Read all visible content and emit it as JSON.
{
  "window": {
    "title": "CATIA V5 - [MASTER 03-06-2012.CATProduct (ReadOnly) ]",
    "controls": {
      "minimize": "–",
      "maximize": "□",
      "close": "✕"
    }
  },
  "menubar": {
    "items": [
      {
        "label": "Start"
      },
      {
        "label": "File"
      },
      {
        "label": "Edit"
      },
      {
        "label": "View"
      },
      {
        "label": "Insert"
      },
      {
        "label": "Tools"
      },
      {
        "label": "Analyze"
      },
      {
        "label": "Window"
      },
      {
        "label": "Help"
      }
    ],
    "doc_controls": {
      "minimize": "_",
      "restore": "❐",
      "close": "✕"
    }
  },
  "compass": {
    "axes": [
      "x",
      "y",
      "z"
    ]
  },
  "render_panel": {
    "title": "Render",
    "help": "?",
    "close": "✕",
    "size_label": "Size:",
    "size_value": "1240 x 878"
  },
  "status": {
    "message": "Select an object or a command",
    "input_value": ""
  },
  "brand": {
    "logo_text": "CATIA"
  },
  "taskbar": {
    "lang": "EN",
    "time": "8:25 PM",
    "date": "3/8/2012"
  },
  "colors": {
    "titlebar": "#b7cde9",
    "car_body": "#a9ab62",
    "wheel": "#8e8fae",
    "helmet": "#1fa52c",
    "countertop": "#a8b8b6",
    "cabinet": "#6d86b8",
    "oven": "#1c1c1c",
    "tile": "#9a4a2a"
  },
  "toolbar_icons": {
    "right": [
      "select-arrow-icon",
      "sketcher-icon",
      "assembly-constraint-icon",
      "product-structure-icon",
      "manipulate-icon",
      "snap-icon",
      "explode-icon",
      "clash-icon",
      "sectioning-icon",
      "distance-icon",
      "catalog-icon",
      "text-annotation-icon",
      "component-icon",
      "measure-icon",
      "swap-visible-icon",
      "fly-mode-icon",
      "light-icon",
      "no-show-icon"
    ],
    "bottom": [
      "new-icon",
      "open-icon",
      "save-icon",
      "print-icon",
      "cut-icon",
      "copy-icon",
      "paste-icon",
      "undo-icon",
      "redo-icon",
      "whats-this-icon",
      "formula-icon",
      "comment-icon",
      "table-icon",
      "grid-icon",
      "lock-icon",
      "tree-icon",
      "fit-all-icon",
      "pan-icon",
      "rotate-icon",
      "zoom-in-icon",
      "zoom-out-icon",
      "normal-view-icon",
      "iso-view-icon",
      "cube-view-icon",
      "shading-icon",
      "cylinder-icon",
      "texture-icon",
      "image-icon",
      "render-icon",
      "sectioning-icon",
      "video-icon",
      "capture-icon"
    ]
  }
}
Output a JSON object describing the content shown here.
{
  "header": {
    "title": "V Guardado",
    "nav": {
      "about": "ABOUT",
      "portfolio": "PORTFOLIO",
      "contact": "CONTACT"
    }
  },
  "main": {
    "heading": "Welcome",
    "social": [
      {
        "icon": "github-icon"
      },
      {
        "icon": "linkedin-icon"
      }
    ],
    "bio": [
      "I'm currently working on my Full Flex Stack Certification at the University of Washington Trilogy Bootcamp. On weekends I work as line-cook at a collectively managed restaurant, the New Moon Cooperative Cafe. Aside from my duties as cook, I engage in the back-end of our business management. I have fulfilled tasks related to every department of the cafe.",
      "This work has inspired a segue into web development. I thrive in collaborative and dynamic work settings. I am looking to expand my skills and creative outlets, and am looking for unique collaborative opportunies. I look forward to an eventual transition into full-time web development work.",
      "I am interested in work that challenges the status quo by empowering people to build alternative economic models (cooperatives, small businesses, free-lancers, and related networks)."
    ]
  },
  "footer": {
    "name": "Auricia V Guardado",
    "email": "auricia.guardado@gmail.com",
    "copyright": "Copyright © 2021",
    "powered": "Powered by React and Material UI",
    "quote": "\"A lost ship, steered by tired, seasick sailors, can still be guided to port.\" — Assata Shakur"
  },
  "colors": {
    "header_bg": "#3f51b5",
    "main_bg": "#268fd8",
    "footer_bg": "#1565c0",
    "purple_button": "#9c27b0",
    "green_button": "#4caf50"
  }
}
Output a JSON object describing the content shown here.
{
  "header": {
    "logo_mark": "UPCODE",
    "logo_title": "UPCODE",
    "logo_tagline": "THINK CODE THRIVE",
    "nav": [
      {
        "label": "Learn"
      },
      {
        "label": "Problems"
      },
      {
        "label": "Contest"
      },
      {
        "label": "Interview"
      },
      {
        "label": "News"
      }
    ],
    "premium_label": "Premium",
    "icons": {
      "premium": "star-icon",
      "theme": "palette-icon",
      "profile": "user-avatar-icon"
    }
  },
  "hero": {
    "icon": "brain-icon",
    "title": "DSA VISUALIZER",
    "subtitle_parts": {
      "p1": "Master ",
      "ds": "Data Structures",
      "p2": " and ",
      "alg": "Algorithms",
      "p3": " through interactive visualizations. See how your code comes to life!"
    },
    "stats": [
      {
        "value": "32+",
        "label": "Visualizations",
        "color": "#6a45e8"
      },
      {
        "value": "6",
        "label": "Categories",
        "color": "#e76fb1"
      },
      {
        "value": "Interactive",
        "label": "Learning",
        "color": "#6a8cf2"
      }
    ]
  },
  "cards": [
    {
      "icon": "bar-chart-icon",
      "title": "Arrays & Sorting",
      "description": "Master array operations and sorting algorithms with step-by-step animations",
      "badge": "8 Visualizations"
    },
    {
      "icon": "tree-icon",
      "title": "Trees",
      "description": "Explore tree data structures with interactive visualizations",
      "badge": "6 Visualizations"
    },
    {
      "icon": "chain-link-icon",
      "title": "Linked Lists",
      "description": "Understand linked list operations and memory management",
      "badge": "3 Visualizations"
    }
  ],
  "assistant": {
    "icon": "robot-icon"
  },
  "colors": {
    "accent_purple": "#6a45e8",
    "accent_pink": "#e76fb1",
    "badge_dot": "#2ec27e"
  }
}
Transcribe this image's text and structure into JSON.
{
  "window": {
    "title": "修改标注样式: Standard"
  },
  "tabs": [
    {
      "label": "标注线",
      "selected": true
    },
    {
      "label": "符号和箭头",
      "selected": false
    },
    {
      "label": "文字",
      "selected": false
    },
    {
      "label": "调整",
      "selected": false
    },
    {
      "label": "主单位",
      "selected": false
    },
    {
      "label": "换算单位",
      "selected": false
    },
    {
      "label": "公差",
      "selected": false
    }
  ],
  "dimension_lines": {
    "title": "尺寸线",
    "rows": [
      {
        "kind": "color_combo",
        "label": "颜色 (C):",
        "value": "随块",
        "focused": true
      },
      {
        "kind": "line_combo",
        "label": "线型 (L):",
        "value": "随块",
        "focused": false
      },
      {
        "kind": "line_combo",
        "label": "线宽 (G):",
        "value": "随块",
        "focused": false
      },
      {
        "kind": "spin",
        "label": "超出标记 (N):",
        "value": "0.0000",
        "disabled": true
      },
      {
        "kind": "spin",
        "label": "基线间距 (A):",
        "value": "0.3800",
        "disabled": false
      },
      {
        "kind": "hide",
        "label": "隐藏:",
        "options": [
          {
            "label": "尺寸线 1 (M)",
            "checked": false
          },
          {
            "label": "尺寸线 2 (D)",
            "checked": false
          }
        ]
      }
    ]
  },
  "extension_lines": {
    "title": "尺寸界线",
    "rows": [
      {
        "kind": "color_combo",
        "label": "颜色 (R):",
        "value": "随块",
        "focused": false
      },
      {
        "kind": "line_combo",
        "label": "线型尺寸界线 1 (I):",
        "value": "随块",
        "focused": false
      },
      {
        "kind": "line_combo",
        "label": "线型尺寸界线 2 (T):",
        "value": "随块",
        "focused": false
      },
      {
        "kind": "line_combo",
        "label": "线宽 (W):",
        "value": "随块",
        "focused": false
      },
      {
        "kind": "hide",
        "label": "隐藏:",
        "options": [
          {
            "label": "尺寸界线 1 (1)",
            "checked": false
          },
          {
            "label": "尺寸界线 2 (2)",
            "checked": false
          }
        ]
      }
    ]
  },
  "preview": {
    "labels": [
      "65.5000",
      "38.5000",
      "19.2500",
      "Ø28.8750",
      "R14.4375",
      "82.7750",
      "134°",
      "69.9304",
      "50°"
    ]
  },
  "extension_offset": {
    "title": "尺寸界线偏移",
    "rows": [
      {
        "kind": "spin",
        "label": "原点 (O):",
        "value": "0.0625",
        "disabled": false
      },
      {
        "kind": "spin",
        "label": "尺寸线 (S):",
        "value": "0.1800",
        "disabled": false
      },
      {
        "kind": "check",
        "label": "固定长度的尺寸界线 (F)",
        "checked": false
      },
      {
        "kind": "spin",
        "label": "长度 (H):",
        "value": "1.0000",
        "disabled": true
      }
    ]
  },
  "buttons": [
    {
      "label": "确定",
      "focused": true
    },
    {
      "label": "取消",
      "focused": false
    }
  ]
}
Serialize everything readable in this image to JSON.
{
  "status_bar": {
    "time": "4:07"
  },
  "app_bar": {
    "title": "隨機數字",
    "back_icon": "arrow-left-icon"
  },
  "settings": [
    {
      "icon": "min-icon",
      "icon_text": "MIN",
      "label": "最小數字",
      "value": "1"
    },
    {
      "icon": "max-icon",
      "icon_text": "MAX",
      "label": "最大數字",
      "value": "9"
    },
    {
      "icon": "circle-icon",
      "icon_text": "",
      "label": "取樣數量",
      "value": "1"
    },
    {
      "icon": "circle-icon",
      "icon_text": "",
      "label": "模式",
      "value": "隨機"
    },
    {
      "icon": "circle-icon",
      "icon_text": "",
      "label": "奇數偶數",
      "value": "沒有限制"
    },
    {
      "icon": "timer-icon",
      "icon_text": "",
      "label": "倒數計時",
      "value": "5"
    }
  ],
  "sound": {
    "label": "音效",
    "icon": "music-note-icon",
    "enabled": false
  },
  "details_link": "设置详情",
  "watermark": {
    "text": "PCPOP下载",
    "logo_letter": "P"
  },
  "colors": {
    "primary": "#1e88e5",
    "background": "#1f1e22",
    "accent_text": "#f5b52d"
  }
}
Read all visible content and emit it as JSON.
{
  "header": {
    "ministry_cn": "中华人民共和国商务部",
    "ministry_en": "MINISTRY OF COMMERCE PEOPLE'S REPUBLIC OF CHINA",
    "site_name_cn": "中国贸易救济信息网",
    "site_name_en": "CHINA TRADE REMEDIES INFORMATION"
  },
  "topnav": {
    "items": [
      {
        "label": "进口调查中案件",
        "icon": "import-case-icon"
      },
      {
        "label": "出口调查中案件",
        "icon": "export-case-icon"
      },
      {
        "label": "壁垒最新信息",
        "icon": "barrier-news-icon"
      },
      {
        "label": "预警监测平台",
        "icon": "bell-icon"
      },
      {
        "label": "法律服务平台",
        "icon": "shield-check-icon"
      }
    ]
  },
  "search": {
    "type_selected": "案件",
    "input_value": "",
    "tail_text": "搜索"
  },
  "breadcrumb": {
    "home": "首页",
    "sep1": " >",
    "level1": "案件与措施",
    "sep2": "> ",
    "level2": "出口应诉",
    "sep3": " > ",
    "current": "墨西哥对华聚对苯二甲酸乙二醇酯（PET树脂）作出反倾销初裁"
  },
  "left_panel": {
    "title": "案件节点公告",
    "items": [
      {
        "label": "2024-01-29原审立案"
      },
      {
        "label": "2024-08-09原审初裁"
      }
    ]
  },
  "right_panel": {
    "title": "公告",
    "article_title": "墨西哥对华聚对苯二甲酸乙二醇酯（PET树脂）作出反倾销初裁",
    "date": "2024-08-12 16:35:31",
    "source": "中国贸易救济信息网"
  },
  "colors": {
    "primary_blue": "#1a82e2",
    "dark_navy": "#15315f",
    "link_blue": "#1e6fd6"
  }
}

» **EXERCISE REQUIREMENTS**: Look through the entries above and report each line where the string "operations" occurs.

» **RESULT BELOW**:
      "description": "Master array operations and sorting algorithms with step-by-step animations",
      "description": "Understand linked list operations and memory management",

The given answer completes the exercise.